Those lines of the data that hold the word "sách" are to be copied out.

=======

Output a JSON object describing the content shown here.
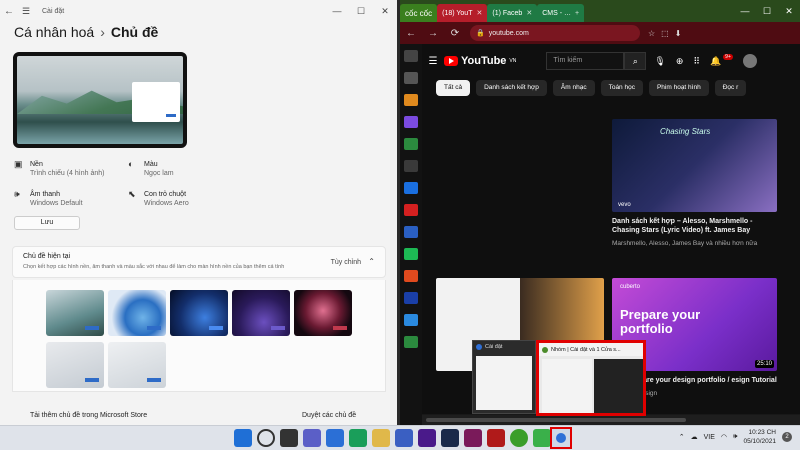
{
  "settings": {
    "window_title": "Cài đặt",
    "breadcrumb": {
      "parent": "Cá nhân hoá",
      "separator": "›",
      "current": "Chủ đề"
    },
    "props": [
      {
        "label": "Nền",
        "value": "Trình chiếu (4 hình ảnh)",
        "icon": "picture-icon"
      },
      {
        "label": "Màu",
        "value": "Ngọc lam",
        "icon": "palette-icon"
      },
      {
        "label": "Âm thanh",
        "value": "Windows Default",
        "icon": "speaker-icon"
      },
      {
        "label": "Con trỏ chuột",
        "value": "Windows Aero",
        "icon": "cursor-icon"
      }
    ],
    "save_label": "Lưu",
    "current_theme": {
      "title": "Chủ đề hiện tại",
      "desc": "Chọn kết hợp các hình nền, âm thanh và màu sắc với nhau để làm cho màn hình nền của bạn thêm cá tính",
      "customize": "Tùy chỉnh"
    },
    "store_row": "Tải thêm chủ đề trong Microsoft Store",
    "browse": "Duyệt các chủ đề"
  },
  "browser": {
    "tabs": [
      {
        "label": "cốc cốc"
      },
      {
        "label": "(18) YouT",
        "active": true
      },
      {
        "label": "(1) Faceb"
      },
      {
        "label": "CMS - …"
      }
    ],
    "url": "youtube.com",
    "youtube": {
      "logo": "YouTube",
      "logo_sup": "VN",
      "search_placeholder": "Tìm kiếm",
      "notif_count": "9+",
      "chips": [
        "Tất cả",
        "Danh sách kết hợp",
        "Âm nhạc",
        "Toán học",
        "Phim hoạt hình",
        "Đọc r"
      ],
      "videos": [
        {
          "title": "Danh sách kết hợp – Alesso, Marshmello - Chasing Stars (Lyric Video) ft. James Bay",
          "meta": "Marshmello, Alesso, James Bay và nhiều hơn nữa",
          "thumb_text": "Chasing Stars",
          "thumb_brand": "vevo"
        },
        {
          "title": "How to prepare your design portfolio / Design Tutorial",
          "title_visible": "w to prepare your design portfolio / esign Tutorial",
          "meta": "Cuberto Design",
          "duration": "25:10",
          "thumb_brand": "cuberto",
          "thumb_text": "Prepare your portfolio"
        }
      ]
    }
  },
  "snap_popup": {
    "label_small": "Cài đặt",
    "label": "Nhóm | Cài đặt và 1 Cửa s..."
  },
  "taskbar": {
    "language": "VIE",
    "time": "10:23 CH",
    "date": "05/10/2021",
    "notif_count": "2",
    "highlight_color": "#e00000"
  }
}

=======

* _Expected answer_
        "Danh sách kết hợp",
          "title": "Danh sách kết hợp – Alesso, Marshmello - Chasing Stars (Lyric Video) ft. James Bay",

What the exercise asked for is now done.